Your goal:
Only lines holding the word "username" should be copied from the material.

Data extract:
════════════════════

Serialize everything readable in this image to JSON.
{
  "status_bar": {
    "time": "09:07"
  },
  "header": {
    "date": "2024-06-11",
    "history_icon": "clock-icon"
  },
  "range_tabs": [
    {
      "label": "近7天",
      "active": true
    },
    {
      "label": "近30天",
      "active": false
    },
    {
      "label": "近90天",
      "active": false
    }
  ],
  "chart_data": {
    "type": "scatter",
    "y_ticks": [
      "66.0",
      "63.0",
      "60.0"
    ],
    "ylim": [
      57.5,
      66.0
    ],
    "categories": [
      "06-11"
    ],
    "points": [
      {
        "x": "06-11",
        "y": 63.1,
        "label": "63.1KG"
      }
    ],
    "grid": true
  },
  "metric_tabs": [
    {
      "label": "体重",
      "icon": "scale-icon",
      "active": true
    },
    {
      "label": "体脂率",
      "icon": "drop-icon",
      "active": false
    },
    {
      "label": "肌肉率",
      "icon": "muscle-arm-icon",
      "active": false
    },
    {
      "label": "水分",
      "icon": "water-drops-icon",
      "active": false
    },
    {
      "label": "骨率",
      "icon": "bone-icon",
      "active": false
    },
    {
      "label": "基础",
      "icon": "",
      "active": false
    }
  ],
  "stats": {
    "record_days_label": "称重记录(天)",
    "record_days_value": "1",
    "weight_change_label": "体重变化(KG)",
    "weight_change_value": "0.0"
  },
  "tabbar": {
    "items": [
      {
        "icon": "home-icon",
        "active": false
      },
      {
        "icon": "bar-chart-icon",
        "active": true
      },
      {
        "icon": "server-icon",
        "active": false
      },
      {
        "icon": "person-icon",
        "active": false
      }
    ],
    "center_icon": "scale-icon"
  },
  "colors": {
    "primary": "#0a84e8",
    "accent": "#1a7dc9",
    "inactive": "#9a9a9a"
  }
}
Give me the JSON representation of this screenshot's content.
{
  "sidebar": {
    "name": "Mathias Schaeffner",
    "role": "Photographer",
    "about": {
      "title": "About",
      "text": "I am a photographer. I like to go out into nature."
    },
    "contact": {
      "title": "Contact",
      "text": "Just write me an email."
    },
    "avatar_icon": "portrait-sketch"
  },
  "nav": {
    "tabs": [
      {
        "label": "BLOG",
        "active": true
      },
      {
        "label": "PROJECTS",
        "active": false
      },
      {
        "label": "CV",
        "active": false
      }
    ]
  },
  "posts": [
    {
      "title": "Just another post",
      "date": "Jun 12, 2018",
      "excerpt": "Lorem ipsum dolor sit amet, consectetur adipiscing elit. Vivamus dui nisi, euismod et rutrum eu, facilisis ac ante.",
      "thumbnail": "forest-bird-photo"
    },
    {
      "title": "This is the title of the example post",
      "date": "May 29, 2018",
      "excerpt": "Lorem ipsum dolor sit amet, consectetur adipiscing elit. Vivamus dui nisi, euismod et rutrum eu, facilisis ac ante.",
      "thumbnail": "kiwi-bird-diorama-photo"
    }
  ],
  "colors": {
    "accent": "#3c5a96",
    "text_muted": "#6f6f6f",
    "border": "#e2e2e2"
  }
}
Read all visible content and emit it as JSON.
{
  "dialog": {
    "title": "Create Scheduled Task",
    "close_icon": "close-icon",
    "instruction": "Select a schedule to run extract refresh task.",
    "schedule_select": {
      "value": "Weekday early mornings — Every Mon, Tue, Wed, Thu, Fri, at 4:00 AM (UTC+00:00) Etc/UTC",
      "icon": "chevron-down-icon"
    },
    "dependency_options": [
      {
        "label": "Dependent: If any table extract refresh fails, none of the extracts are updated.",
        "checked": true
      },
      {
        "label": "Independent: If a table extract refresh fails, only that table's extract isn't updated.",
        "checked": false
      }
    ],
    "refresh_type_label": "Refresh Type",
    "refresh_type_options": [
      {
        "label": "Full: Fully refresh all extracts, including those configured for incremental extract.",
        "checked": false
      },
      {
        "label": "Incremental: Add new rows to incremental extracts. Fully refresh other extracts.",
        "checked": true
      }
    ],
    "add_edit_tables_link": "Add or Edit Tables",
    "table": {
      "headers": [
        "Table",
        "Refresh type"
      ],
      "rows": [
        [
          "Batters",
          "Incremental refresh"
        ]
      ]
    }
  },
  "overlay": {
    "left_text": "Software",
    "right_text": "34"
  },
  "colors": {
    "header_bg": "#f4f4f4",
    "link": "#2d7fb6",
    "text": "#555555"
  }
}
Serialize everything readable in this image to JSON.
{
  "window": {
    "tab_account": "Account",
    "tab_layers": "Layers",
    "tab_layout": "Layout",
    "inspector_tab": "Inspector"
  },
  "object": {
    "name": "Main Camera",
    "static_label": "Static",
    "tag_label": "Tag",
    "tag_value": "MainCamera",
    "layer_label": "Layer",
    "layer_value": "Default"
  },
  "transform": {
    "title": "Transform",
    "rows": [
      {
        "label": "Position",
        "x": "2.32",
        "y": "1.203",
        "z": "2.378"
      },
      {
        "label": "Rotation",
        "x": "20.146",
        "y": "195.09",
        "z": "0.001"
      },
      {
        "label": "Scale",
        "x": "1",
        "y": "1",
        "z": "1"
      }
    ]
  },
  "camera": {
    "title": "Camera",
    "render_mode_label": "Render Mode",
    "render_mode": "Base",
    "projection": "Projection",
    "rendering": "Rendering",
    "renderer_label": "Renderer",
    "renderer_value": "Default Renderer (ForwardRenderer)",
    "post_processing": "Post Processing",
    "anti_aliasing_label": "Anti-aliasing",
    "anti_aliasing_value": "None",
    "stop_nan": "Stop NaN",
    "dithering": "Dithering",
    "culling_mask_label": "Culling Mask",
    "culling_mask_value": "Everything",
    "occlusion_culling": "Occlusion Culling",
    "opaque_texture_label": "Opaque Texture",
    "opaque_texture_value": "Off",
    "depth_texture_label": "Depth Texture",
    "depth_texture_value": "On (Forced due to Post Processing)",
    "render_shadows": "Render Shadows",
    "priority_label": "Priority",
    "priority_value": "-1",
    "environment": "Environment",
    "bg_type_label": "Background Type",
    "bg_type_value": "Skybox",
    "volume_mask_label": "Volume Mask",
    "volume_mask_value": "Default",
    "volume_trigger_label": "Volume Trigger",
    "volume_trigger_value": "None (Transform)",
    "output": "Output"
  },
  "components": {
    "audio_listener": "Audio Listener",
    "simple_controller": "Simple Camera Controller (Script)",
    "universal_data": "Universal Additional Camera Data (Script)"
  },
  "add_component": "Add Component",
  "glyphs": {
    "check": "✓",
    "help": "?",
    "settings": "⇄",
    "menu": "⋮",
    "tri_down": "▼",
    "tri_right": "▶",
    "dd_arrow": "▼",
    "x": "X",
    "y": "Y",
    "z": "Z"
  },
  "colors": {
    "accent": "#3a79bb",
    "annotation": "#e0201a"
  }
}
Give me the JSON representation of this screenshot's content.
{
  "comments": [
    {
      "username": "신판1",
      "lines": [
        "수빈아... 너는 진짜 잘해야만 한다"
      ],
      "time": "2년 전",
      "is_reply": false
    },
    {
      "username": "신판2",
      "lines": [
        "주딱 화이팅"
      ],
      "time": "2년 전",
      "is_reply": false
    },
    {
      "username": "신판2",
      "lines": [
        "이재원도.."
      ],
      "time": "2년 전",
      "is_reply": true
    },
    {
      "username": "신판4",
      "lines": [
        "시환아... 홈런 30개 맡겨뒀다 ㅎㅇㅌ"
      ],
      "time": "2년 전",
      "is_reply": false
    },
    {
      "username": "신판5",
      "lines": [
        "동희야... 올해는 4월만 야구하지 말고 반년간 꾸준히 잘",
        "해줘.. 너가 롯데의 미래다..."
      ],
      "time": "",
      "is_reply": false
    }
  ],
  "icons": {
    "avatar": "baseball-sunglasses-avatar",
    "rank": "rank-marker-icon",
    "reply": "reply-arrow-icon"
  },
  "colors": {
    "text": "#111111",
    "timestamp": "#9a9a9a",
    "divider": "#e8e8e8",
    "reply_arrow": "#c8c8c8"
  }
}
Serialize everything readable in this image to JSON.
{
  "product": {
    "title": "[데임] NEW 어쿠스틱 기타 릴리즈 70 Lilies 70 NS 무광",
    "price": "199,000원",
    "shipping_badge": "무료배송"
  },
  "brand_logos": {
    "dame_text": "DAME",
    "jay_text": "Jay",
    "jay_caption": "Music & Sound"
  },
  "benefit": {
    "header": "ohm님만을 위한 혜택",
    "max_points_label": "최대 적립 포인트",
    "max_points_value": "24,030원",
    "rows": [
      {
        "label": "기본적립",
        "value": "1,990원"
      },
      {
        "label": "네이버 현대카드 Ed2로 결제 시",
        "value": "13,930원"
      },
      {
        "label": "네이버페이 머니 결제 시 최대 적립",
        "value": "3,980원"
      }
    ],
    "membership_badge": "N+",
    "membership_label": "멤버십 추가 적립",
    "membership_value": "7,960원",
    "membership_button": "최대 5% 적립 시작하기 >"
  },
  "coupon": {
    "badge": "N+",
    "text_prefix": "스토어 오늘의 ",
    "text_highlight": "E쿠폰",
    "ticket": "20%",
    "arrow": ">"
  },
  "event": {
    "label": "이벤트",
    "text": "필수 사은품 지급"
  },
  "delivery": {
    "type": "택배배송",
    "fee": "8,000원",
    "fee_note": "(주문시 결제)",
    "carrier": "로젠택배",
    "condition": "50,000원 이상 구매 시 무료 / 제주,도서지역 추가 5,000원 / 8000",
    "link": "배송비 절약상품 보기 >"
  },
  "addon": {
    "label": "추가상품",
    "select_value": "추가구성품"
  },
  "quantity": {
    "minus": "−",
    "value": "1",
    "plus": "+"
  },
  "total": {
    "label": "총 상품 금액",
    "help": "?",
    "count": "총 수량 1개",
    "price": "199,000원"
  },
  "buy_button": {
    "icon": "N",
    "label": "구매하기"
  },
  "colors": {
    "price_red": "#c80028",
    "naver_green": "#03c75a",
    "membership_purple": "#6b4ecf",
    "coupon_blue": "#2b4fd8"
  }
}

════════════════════

Expected answer:
      "username": "신판1",
      "username": "신판2",
      "username": "신판2",
      "username": "신판4",
      "username": "신판5",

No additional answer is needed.